Analysis of card trends for December 2020 presents a mixed picture of UK consumer financial stability. Some of the data suggests that credit card users are managing their finances prudently, but where there is already pressure on finances, the reliance on credit cards is increasing.
The company says that the inevitable Christmas spending increased, albeit at lower levels than in 2019. But rising balances for accounts missing two or more payments are ringing alarm bells.
Stacey West, Principal Consultant for FICO Advisors said “The big concern for lenders will be that we are seeing further growth in the percentage of balances with two missed payments, which is the opposite of the normal December trend.’
“This is driven by accounts opened more than one year. The average balance on these accounts increased in December to an over two-year high, up £118 month-on-month and £392 year-on-year. For three missed payments the month-on-month growth was £112 and is £486 higher than December 2019. ‘
“Our data is showing that average balances of consumers missing payments continue to rise at a noticeable pace.

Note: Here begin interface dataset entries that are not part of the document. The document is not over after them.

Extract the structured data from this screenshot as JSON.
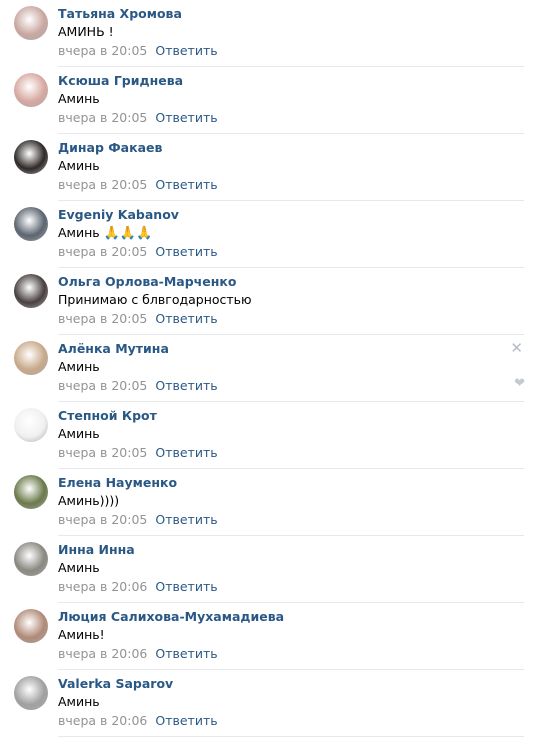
{
  "comments": [
    {
      "author": "Татьяна Хромова",
      "text": "АМИНЬ !",
      "date": "вчера в 20:05",
      "reply_label": "Ответить",
      "avatar_icon": "user-photo-icon",
      "avatar_color": "#c9a7a0"
    },
    {
      "author": "Ксюша Гриднева",
      "text": "Аминь",
      "date": "вчера в 20:05",
      "reply_label": "Ответить",
      "avatar_icon": "user-photo-icon",
      "avatar_color": "#d7a8a1"
    },
    {
      "author": "Динар Факаев",
      "text": "Аминь",
      "date": "вчера в 20:05",
      "reply_label": "Ответить",
      "avatar_icon": "user-photo-icon",
      "avatar_color": "#2f2a28"
    },
    {
      "author": "Evgeniy Kabanov",
      "text": "Аминь",
      "emoji": "🙏🙏🙏",
      "date": "вчера в 20:05",
      "reply_label": "Ответить",
      "avatar_icon": "user-photo-icon",
      "avatar_color": "#5b6570"
    },
    {
      "author": "Ольга Орлова-Марченко",
      "text": "Принимаю с блвгодарностью",
      "date": "вчера в 20:05",
      "reply_label": "Ответить",
      "avatar_icon": "user-photo-icon",
      "avatar_color": "#4a4040"
    },
    {
      "author": "Алёнка Мутина",
      "text": "Аминь",
      "date": "вчера в 20:05",
      "reply_label": "Ответить",
      "avatar_icon": "user-photo-icon",
      "avatar_color": "#c8a98a",
      "hover": true
    },
    {
      "author": "Степной Крот",
      "text": "Аминь",
      "date": "вчера в 20:05",
      "reply_label": "Ответить",
      "avatar_icon": "user-photo-icon",
      "avatar_color": "#f0f0f0"
    },
    {
      "author": "Елена Науменко",
      "text": "Аминь))))",
      "date": "вчера в 20:05",
      "reply_label": "Ответить",
      "avatar_icon": "user-photo-icon",
      "avatar_color": "#6a7a4a"
    },
    {
      "author": "Инна Инна",
      "text": "Аминь",
      "date": "вчера в 20:06",
      "reply_label": "Ответить",
      "avatar_icon": "user-photo-icon",
      "avatar_color": "#8a8880"
    },
    {
      "author": "Люция Салихова-Мухамадиева",
      "text": "Аминь!",
      "date": "вчера в 20:06",
      "reply_label": "Ответить",
      "avatar_icon": "user-photo-icon",
      "avatar_color": "#b08a78"
    },
    {
      "author": "Valerka Saparov",
      "text": "Аминь",
      "date": "вчера в 20:06",
      "reply_label": "Ответить",
      "avatar_icon": "user-photo-icon",
      "avatar_color": "#a0a0a0"
    }
  ],
  "actions": {
    "delete_icon": "close-icon",
    "delete_glyph": "✕",
    "like_icon": "heart-icon",
    "like_glyph": "❤"
  }
}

Lenders should be identifying consumers with higher-than-ever debt levels and starting a conversation about their financial status in advance of any payment issues.”
Average spending on UK credit cards increased in December – by £25 to £663. It is, however, 4.9 percent lower than in December 2019. But there is still uncertainly about how much furlough payments and payment holidays gave some consumers the confidence to spend more than they can afford to repay.
West continued “Average credit card spend normally falls in January and it is anticipated this year will be no different.”
“We just have to see how much the current conditions will impact that downward trend.”
Reflecting the mixed picture of consumer finances, the percentage of payments to balance started to increase again in December, reaching over a two-year high, although it is still 9.5 percent lower than December 2019.